Almost 100 people pursued claims against Wrexham Council in the last financial year, the highest number received by any local authority in North Wales.

The figures, which came to light under the Freedom of Information Act, showed more claims were made compared with the previous financial year – but the rate of success was much lower.

Out of the 92 people that made claims in 2013-14, only 14 were successful, resulting in a total payout of £5,610.33 for damage.

In 2012-13, around half of the 65 people who made claims against Wrexham Council were successful.
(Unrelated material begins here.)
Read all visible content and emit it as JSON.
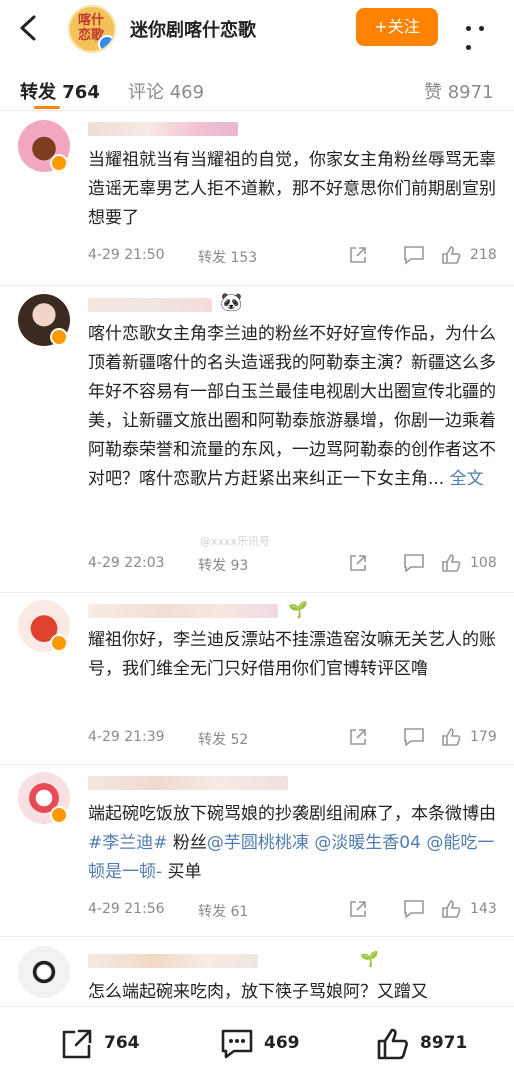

A total of 32 people made successful claims against the local authority with £24,504.42 paid out to claimants.

The figures come almost two months after a Statistics for Wales survey showed Wrexham had the highest proportion of principal roads “in need of further investigation” because of their poor condition.

In Flintshire there were 55 claims against the local authority in in the 12 months to last April, of which seven were successful, resulting in a total payout of £1,347.11.

Flintshire Council saw a reduction in both the number of claims and the proportion of successful claims.

In 2012/13, 62 people made claims with seven being successful resulting in a total payout of £2,153.42.

Almost 50,000 drivers across Britain made claims against councils for damage caused to their vehicles by potholes in the last financial year.

The 200 local highways authorities in England, Scotland and Wales who responded to Freedom of Information requests dealt with 48,664 compensation claims in the 2013-14 financial year.

In Wales, there were 1,491 and 266 of them were successful, with the total value of successful claims coming to £73,000.

Seven local highways authorities across the UK did not provide figures, which were gathered after a series of Free dom of Information requests by the RAC.

Professor Stephen Glaister, director of the RAC Foundation, said the figures are likely to be “the tip of the iceberg” and said councils are not given enough money for roads.

He said: “Many drivers will be put off by the time involved in claiming against a council and many councils do their best to deter claimants coming forward.

“But the fundamental problem lies not at the doors of our town halls but with central government.

“Despite occasional one-off grants related to periods of harsh weather, they are simply not giving councils enough money to keep their road networks up to scratch.”

A Statistics for Wales survey released late last year found that almost 17 per cent of principal – A, B and C category – roads across Wrexham were considered “in need of further investigation” because of their poor condition.

Of the 22 local authorities in the whole of Wales, Wrexham’s rate of 16.7 per cent was the second highest behind Powys.

The county’s figure had risen from 14.7 per cent in 2012-13.

Wrexham Council spent £3.2m on resurfacing carriageways in 2012-13 and another £2m last year.

A Department for Transport spokeswoman said: “Good local roads are vital for our transport network and it is for local councils to maintain them properly.

“This government has provided more than £4.7billion since 2010, an increase of £1bn compared to the previous parliament.

“As part of our long term economic plan, we will also spend a further £6bn between 2015 to 2021 providing councils the certainty they require to plan how they will keep their roads maintained.”

Cllr David A Bithell, lead member for environment and public protection, said: “Wrexham Council has recently updated its highways safety inspection policy, which sets out how often it inspects its highways network and how it categorises and responds to identified defects. 

“The policy is based upon best practice and was developed in conjunction with the council’s insurer and compliance with the policy is a key factor in the council being able to defend claims. 

“The number of and value of claims received so far in 2014-15 has decreased compared to 2013-14. 

“The council proactively defends all claims received. 

“The recent consultation on the council’s budget indicated how the public value the standard of the county borough roads and consequently planned cuts have been withdrawn from this area. 

“The available funding for roads is a key issue for all councils.

“In Wales, additional resources would be welcomed as they have been in England.”